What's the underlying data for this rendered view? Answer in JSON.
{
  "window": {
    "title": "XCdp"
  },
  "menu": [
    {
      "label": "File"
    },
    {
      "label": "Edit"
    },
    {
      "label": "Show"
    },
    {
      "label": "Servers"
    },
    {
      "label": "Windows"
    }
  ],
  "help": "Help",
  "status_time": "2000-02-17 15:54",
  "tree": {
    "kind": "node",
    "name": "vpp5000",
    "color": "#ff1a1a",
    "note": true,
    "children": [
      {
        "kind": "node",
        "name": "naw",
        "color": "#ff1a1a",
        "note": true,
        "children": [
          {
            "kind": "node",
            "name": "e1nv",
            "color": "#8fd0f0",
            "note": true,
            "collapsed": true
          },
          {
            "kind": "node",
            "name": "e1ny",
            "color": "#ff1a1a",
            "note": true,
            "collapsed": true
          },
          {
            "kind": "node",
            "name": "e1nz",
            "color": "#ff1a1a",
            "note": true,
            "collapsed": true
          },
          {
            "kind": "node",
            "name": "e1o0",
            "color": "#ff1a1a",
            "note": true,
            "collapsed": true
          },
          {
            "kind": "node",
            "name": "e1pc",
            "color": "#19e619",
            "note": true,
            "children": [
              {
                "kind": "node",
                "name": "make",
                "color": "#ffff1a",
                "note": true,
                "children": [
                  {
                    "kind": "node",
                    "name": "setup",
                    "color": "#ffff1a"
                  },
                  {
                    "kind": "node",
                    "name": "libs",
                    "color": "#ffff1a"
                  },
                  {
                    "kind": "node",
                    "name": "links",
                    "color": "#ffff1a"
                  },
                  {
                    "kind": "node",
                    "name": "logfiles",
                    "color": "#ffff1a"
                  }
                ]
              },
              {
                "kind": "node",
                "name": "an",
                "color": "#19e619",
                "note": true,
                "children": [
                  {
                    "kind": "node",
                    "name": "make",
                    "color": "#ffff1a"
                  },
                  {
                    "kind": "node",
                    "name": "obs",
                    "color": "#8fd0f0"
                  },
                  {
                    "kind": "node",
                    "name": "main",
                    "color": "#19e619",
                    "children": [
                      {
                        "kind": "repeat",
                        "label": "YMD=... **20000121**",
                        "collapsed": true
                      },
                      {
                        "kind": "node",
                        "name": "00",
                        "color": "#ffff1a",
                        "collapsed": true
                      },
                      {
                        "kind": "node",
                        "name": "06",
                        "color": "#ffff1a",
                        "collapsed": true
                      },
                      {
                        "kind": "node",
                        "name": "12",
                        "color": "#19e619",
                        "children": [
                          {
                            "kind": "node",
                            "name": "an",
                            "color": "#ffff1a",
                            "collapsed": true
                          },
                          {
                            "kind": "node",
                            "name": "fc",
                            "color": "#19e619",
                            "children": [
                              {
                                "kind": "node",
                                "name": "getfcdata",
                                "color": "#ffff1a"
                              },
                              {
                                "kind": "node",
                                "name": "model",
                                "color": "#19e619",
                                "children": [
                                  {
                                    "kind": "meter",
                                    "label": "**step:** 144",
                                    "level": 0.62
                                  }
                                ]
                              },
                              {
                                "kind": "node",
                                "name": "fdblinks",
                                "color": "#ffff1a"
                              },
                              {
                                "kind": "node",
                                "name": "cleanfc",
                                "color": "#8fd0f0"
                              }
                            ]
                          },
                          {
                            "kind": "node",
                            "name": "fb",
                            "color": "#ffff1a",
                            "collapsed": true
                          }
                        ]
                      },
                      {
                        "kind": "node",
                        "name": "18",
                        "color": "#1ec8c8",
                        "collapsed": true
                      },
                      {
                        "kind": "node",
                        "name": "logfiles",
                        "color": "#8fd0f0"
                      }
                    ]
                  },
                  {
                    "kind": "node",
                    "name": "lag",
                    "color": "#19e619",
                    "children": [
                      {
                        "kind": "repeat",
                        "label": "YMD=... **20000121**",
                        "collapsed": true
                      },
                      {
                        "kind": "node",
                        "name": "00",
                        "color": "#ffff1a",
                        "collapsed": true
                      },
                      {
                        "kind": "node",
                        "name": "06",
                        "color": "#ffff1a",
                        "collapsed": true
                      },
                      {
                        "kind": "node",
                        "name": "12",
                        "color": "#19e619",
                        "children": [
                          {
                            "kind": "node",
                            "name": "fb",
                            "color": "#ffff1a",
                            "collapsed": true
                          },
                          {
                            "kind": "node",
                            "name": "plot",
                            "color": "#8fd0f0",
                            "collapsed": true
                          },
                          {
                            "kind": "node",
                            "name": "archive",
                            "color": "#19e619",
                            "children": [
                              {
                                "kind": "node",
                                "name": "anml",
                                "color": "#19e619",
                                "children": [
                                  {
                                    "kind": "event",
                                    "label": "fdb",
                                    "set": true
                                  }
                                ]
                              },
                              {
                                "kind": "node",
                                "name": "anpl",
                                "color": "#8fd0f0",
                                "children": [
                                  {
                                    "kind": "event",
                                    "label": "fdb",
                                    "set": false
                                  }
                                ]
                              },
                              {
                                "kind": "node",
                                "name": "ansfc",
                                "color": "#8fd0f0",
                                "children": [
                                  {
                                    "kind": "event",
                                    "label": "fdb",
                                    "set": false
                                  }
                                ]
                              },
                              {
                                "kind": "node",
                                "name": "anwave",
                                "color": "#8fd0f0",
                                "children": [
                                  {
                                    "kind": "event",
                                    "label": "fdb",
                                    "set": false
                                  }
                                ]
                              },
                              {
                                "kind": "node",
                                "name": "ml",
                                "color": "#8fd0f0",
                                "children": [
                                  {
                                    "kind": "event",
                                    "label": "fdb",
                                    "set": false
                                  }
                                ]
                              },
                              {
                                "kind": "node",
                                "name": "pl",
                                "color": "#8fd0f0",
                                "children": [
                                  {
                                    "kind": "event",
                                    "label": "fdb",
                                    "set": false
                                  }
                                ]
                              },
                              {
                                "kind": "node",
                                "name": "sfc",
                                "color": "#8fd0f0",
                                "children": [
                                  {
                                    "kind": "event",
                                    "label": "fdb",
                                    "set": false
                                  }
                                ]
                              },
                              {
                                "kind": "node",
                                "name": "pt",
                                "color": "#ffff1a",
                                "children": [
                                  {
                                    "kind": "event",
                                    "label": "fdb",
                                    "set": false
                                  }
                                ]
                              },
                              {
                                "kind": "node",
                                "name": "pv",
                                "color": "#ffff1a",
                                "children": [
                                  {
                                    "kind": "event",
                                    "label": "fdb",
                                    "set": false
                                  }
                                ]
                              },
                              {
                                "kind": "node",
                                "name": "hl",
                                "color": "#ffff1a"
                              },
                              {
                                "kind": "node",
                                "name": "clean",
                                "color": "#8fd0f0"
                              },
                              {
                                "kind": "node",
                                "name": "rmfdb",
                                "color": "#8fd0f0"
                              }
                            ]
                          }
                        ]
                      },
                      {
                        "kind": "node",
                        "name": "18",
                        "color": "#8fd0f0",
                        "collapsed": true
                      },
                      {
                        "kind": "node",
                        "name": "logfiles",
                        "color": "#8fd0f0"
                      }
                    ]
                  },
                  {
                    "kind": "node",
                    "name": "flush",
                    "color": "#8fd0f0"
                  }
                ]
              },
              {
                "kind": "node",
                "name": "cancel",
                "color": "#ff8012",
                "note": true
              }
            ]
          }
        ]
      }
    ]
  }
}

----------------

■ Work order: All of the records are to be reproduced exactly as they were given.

■ Exercise answer:
What's the underlying data for this rendered view? Answer in JSON.
{
  "window": {
    "title": "XCdp"
  },
  "menu": [
    {
      "label": "File"
    },
    {
      "label": "Edit"
    },
    {
      "label": "Show"
    },
    {
      "label": "Servers"
    },
    {
      "label": "Windows"
    }
  ],
  "help": "Help",
  "status_time": "2000-02-17 15:54",
  "tree": {
    "kind": "node",
    "name": "vpp5000",
    "color": "#ff1a1a",
    "note": true,
    "children": [
      {
        "kind": "node",
        "name": "naw",
        "color": "#ff1a1a",
        "note": true,
        "children": [
          {
            "kind": "node",
            "name": "e1nv",
            "color": "#8fd0f0",
            "note": true,
            "collapsed": true
          },
          {
            "kind": "node",
            "name": "e1ny",
            "color": "#ff1a1a",
            "note": true,
            "collapsed": true
          },
          {
            "kind": "node",
            "name": "e1nz",
            "color": "#ff1a1a",
            "note": true,
            "collapsed": true
          },
          {
            "kind": "node",
            "name": "e1o0",
            "color": "#ff1a1a",
            "note": true,
            "collapsed": true
          },
          {
            "kind": "node",
            "name": "e1pc",
            "color": "#19e619",
            "note": true,
            "children": [
              {
                "kind": "node",
                "name": "make",
                "color": "#ffff1a",
                "note": true,
                "children": [
                  {
                    "kind": "node",
                    "name": "setup",
                    "color": "#ffff1a"
                  },
                  {
                    "kind": "node",
                    "name": "libs",
                    "color": "#ffff1a"
                  },
                  {
                    "kind": "node",
                    "name": "links",
                    "color": "#ffff1a"
                  },
                  {
                    "kind": "node",
                    "name": "logfiles",
                    "color": "#ffff1a"
                  }
                ]
              },
              {
                "kind": "node",
                "name": "an",
                "color": "#19e619",
                "note": true,
                "children": [
                  {
                    "kind": "node",
                    "name": "make",
                    "color": "#ffff1a"
                  },
                  {
                    "kind": "node",
                    "name": "obs",
                    "color": "#8fd0f0"
                  },
                  {
                    "kind": "node",
                    "name": "main",
                    "color": "#19e619",
                    "children": [
                      {
                        "kind": "repeat",
                        "label": "YMD=... **20000121**",
                        "collapsed": true
                      },
                      {
                        "kind": "node",
                        "name": "00",
                        "color": "#ffff1a",
                        "collapsed": true
                      },
                      {
                        "kind": "node",
                        "name": "06",
                        "color": "#ffff1a",
                        "collapsed": true
                      },
                      {
                        "kind": "node",
                        "name": "12",
                        "color": "#19e619",
                        "children": [
                          {
                            "kind": "node",
                            "name": "an",
                            "color": "#ffff1a",
                            "collapsed": true
                          },
                          {
                            "kind": "node",
                            "name": "fc",
                            "color": "#19e619",
                            "children": [
                              {
                                "kind": "node",
                                "name": "getfcdata",
                                "color": "#ffff1a"
                              },
                              {
                                "kind": "node",
                                "name": "model",
                                "color": "#19e619",
                                "children": [
                                  {
                                    "kind": "meter",
                                    "label": "**step:** 144",
                                    "level": 0.62
                                  }
                                ]
                              },
                              {
                                "kind": "node",
                                "name": "fdblinks",
                                "color": "#ffff1a"
                              },
                              {
                                "kind": "node",
                                "name": "cleanfc",
                                "color": "#8fd0f0"
                              }
                            ]
                          },
                          {
                            "kind": "node",
                            "name": "fb",
                            "color": "#ffff1a",
                            "collapsed": true
                          }
                        ]
                      },
                      {
                        "kind": "node",
                        "name": "18",
                        "color": "#1ec8c8",
                        "collapsed": true
                      },
                      {
                        "kind": "node",
                        "name": "logfiles",
                        "color": "#8fd0f0"
                      }
                    ]
                  },
                  {
                    "kind": "node",
                    "name": "lag",
                    "color": "#19e619",
                    "children": [
                      {
                        "kind": "repeat",
                        "label": "YMD=... **20000121**",
                        "collapsed": true
                      },
                      {
                        "kind": "node",
                        "name": "00",
                        "color": "#ffff1a",
                        "collapsed": true
                      },
                      {
                        "kind": "node",
                        "name": "06",
                        "color": "#ffff1a",
                        "collapsed": true
                      },
                      {
                        "kind": "node",
                        "name": "12",
                        "color": "#19e619",
                        "children": [
                          {
                            "kind": "node",
                            "name": "fb",
                            "color": "#ffff1a",
                            "collapsed": true
                          },
                          {
                            "kind": "node",
                            "name": "plot",
                            "color": "#8fd0f0",
                            "collapsed": true
                          },
                          {
                            "kind": "node",
                            "name": "archive",
                            "color": "#19e619",
                            "children": [
                              {
                                "kind": "node",
                                "name": "anml",
                                "color": "#19e619",
                                "children": [
                                  {
                                    "kind": "event",
                                    "label": "fdb",
                                    "set": true
                                  }
                                ]
                              },
                              {
                                "kind": "node",
                                "name": "anpl",
                                "color": "#8fd0f0",
                                "children": [
                                  {
                                    "kind": "event",
                                    "label": "fdb",
                                    "set": false
                                  }
                                ]
                              },
                              {
                                "kind": "node",
                                "name": "ansfc",
                                "color": "#8fd0f0",
                                "children": [
                                  {
                                    "kind": "event",
                                    "label": "fdb",
                                    "set": false
                                  }
                                ]
                              },
                              {
                                "kind": "node",
                                "name": "anwave",
                                "color": "#8fd0f0",
                                "children": [
                                  {
                                    "kind": "event",
                                    "label": "fdb",
                                    "set": false
                                  }
                                ]
                              },
                              {
                                "kind": "node",
                                "name": "ml",
                                "color": "#8fd0f0",
                                "children": [
                                  {
                                    "kind": "event",
                                    "label": "fdb",
                                    "set": false
                                  }
                                ]
                              },
                              {
                                "kind": "node",
                                "name": "pl",
                                "color": "#8fd0f0",
                                "children": [
                                  {
                                    "kind": "event",
                                    "label": "fdb",
                                    "set": false
                                  }
                                ]
                              },
                              {
                                "kind": "node",
                                "name": "sfc",
                                "color": "#8fd0f0",
                                "children": [
                                  {
                                    "kind": "event",
                                    "label": "fdb",
                                    "set": false
                                  }
                                ]
                              },
                              {
                                "kind": "node",
                                "name": "pt",
                                "color": "#ffff1a",
                                "children": [
                                  {
                                    "kind": "event",
                                    "label": "fdb",
                                    "set": false
                                  }
                                ]
                              },
                              {
                                "kind": "node",
                                "name": "pv",
                                "color": "#ffff1a",
                                "children": [
                                  {
                                    "kind": "event",
                                    "label": "fdb",
                                    "set": false
                                  }
                                ]
                              },
                              {
                                "kind": "node",
                                "name": "hl",
                                "color": "#ffff1a"
                              },
                              {
                                "kind": "node",
                                "name": "clean",
                                "color": "#8fd0f0"
                              },
                              {
                                "kind": "node",
                                "name": "rmfdb",
                                "color": "#8fd0f0"
                              }
                            ]
                          }
                        ]
                      },
                      {
                        "kind": "node",
                        "name": "18",
                        "color": "#8fd0f0",
                        "collapsed": true
                      },
                      {
                        "kind": "node",
                        "name": "logfiles",
                        "color": "#8fd0f0"
                      }
                    ]
                  },
                  {
                    "kind": "node",
                    "name": "flush",
                    "color": "#8fd0f0"
                  }
                ]
              },
              {
                "kind": "node",
                "name": "cancel",
                "color": "#ff8012",
                "note": true
              }
            ]
          }
        ]
      }
    ]
  }
}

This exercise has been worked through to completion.